··· Information provided ···
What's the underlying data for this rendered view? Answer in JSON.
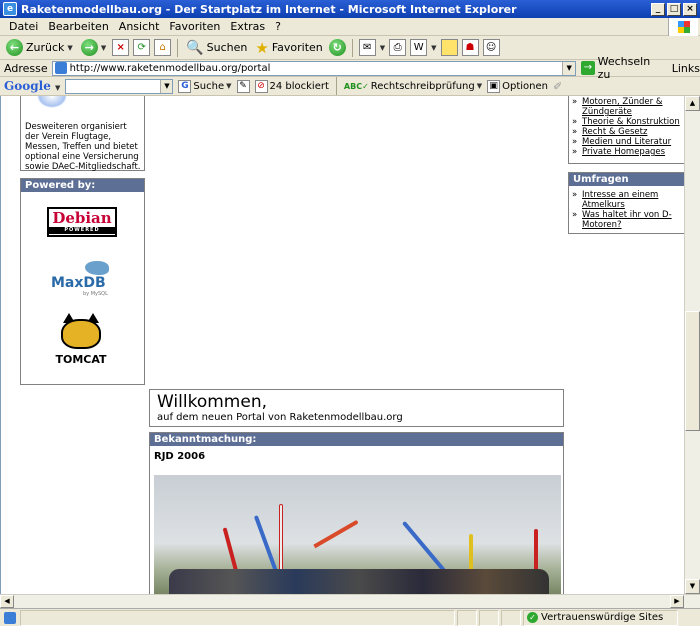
{
  "window": {
    "title": "Raketenmodellbau.org - Der Startplatz im Internet - Microsoft Internet Explorer"
  },
  "menu": [
    "Datei",
    "Bearbeiten",
    "Ansicht",
    "Favoriten",
    "Extras",
    "?"
  ],
  "toolbar": {
    "back": "Zurück",
    "search": "Suchen",
    "favorites": "Favoriten"
  },
  "address": {
    "label": "Adresse",
    "url": "http://www.raketenmodellbau.org/portal",
    "go": "Wechseln zu",
    "links": "Links"
  },
  "googlebar": {
    "logo": "Google",
    "search": "Suche",
    "blocked": "24 blockiert",
    "spell": "Rechtschreibprüfung",
    "options": "Optionen"
  },
  "left": {
    "intro_text": "Desweiteren organisiert der Verein Flugtage, Messen, Treffen und bietet optional eine Versicherung sowie DAeC-Mitgliedschaft.",
    "powered_header": "Powered by:",
    "debian": "Debian",
    "debian_sub": "POWERED",
    "maxdb": "MaxDB",
    "maxdb_by": "by MySQL",
    "tomcat": "TOMCAT"
  },
  "right": {
    "links": [
      "Motoren, Zünder & Zündgeräte",
      "Theorie & Konstruktion",
      "Recht & Gesetz",
      "Medien und Literatur",
      "Private Homepages"
    ],
    "poll_header": "Umfragen",
    "polls": [
      "Intresse an einem Atmelkurs",
      "Was haltet ihr von D-Motoren?"
    ]
  },
  "main": {
    "welcome_title": "Willkommen,",
    "welcome_sub": "auf dem neuen Portal von Raketenmodellbau.org",
    "announce_header": "Bekanntmachung:",
    "announce_title": "RJD 2006"
  },
  "status": {
    "zone": "Vertrauenswürdige Sites"
  }
}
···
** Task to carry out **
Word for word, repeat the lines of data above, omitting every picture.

** Answer section **
What's the underlying data for this rendered view? Answer in JSON.
{
  "window": {
    "title": "Raketenmodellbau.org - Der Startplatz im Internet - Microsoft Internet Explorer"
  },
  "menu": [
    "Datei",
    "Bearbeiten",
    "Ansicht",
    "Favoriten",
    "Extras",
    "?"
  ],
  "toolbar": {
    "back": "Zurück",
    "search": "Suchen",
    "favorites": "Favoriten"
  },
  "address": {
    "label": "Adresse",
    "url": "http://www.raketenmodellbau.org/portal",
    "go": "Wechseln zu",
    "links": "Links"
  },
  "googlebar": {
    "logo": "Google",
    "search": "Suche",
    "blocked": "24 blockiert",
    "spell": "Rechtschreibprüfung",
    "options": "Optionen"
  },
  "left": {
    "intro_text": "Desweiteren organisiert der Verein Flugtage, Messen, Treffen und bietet optional eine Versicherung sowie DAeC-Mitgliedschaft.",
    "powered_header": "Powered by:",
    "debian": "Debian",
    "debian_sub": "POWERED",
    "maxdb": "MaxDB",
    "maxdb_by": "by MySQL",
    "tomcat": "TOMCAT"
  },
  "right": {
    "links": [
      "Motoren, Zünder & Zündgeräte",
      "Theorie & Konstruktion",
      "Recht & Gesetz",
      "Medien und Literatur",
      "Private Homepages"
    ],
    "poll_header": "Umfragen",
    "polls": [
      "Intresse an einem Atmelkurs",
      "Was haltet ihr von D-Motoren?"
    ]
  },
  "main": {
    "welcome_title": "Willkommen,",
    "welcome_sub": "auf dem neuen Portal von Raketenmodellbau.org",
    "announce_header": "Bekanntmachung:",
    "announce_title": "RJD 2006"
  },
  "status": {
    "zone": "Vertrauenswürdige Sites"
  }
}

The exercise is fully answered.